▶ [Required work]: Without including any pictures, return the records below exactly as written.

▶ [Data to examine]:
===============
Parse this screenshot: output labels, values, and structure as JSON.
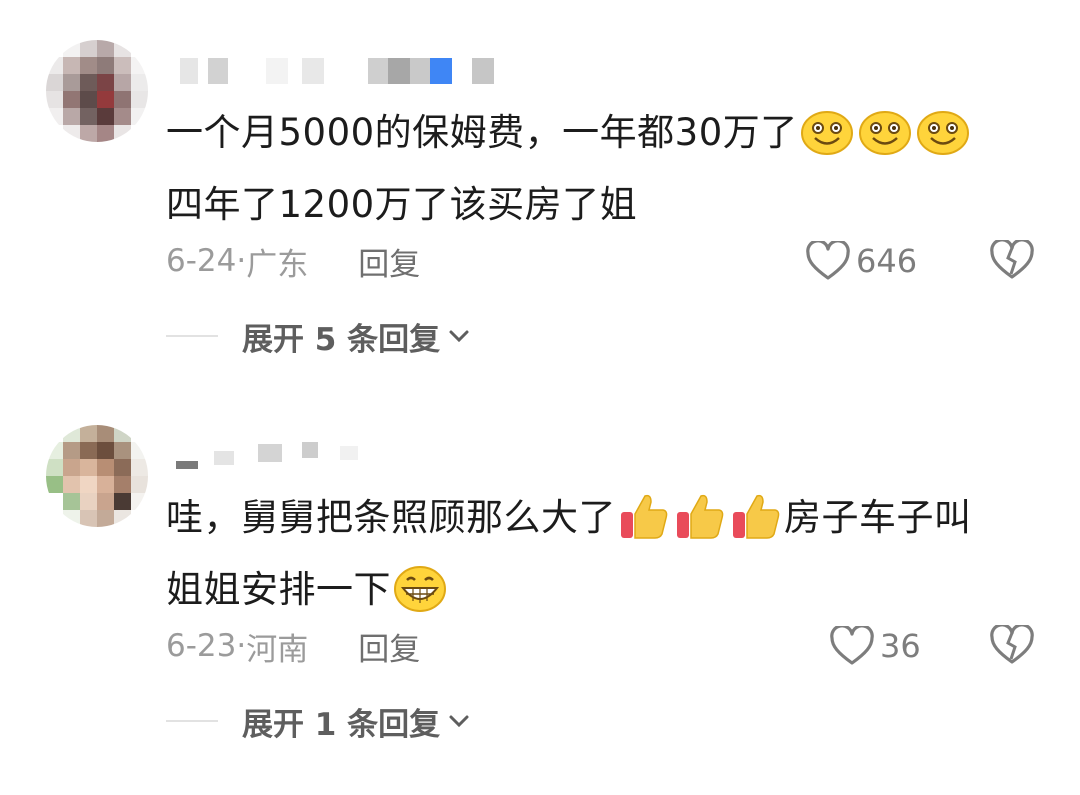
{
  "comments": [
    {
      "username": "",
      "text_line1": "一个月5000的保姆费，一年都30万了",
      "text_line1_emojis": [
        "smile-emoji",
        "smile-emoji",
        "smile-emoji"
      ],
      "text_line2": "四年了1200万了该买房了姐",
      "date": "6-24",
      "location": "广东",
      "reply_label": "回复",
      "likes": "646",
      "expand_label": "展开 5 条回复"
    },
    {
      "username": "",
      "text_line1_a": "哇，舅舅把条照顾那么大了",
      "text_line1_emojis": [
        "thumbs-up-emoji",
        "thumbs-up-emoji",
        "thumbs-up-emoji"
      ],
      "text_line1_b": "房子车子叫",
      "text_line2": "姐姐安排一下",
      "text_line2_emojis": [
        "grin-emoji"
      ],
      "date": "6-23",
      "location": "河南",
      "reply_label": "回复",
      "likes": "36",
      "expand_label": "展开 1 条回复"
    }
  ],
  "colors": {
    "text": "#1c1c1c",
    "meta": "#9b9b9b",
    "reply": "#6f6f6f",
    "emoji_face": "#ffd43b",
    "thumb": "#f7c948"
  }
}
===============
▶ [Answer to this problem]:
Parse this screenshot: output labels, values, and structure as JSON.
{
  "comments": [
    {
      "username": "",
      "text_line1": "一个月5000的保姆费，一年都30万了",
      "text_line1_emojis": [
        "smile-emoji",
        "smile-emoji",
        "smile-emoji"
      ],
      "text_line2": "四年了1200万了该买房了姐",
      "date": "6-24",
      "location": "广东",
      "reply_label": "回复",
      "likes": "646",
      "expand_label": "展开 5 条回复"
    },
    {
      "username": "",
      "text_line1_a": "哇，舅舅把条照顾那么大了",
      "text_line1_emojis": [
        "thumbs-up-emoji",
        "thumbs-up-emoji",
        "thumbs-up-emoji"
      ],
      "text_line1_b": "房子车子叫",
      "text_line2": "姐姐安排一下",
      "text_line2_emojis": [
        "grin-emoji"
      ],
      "date": "6-23",
      "location": "河南",
      "reply_label": "回复",
      "likes": "36",
      "expand_label": "展开 1 条回复"
    }
  ],
  "colors": {
    "text": "#1c1c1c",
    "meta": "#9b9b9b",
    "reply": "#6f6f6f",
    "emoji_face": "#ffd43b",
    "thumb": "#f7c948"
  }
}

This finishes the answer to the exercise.